::: RAW DATA :::

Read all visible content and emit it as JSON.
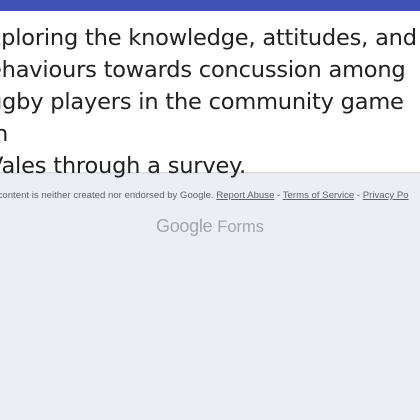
{
  "form": {
    "title": "Exploring the knowledge, attitudes, and behaviours towards concussion among rugby players in the community game in Wales through a survey.",
    "title_lines": [
      "xploring the knowledge, attitudes, and",
      "ehaviours towards concussion among",
      "ugby players in the community game in",
      "Vales through a survey."
    ],
    "accent_color": "#3f51b5"
  },
  "footer": {
    "disclaimer": "is content is neither created nor endorsed by Google.",
    "report_abuse": "Report Abuse",
    "sep1": " - ",
    "terms": "Terms of Service",
    "sep2": " - ",
    "privacy": "Privacy Po"
  },
  "branding": {
    "google": "Google",
    "forms": "Forms"
  }
}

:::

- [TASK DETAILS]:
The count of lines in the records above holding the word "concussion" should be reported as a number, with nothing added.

- [EXERCISE RESULT]:
2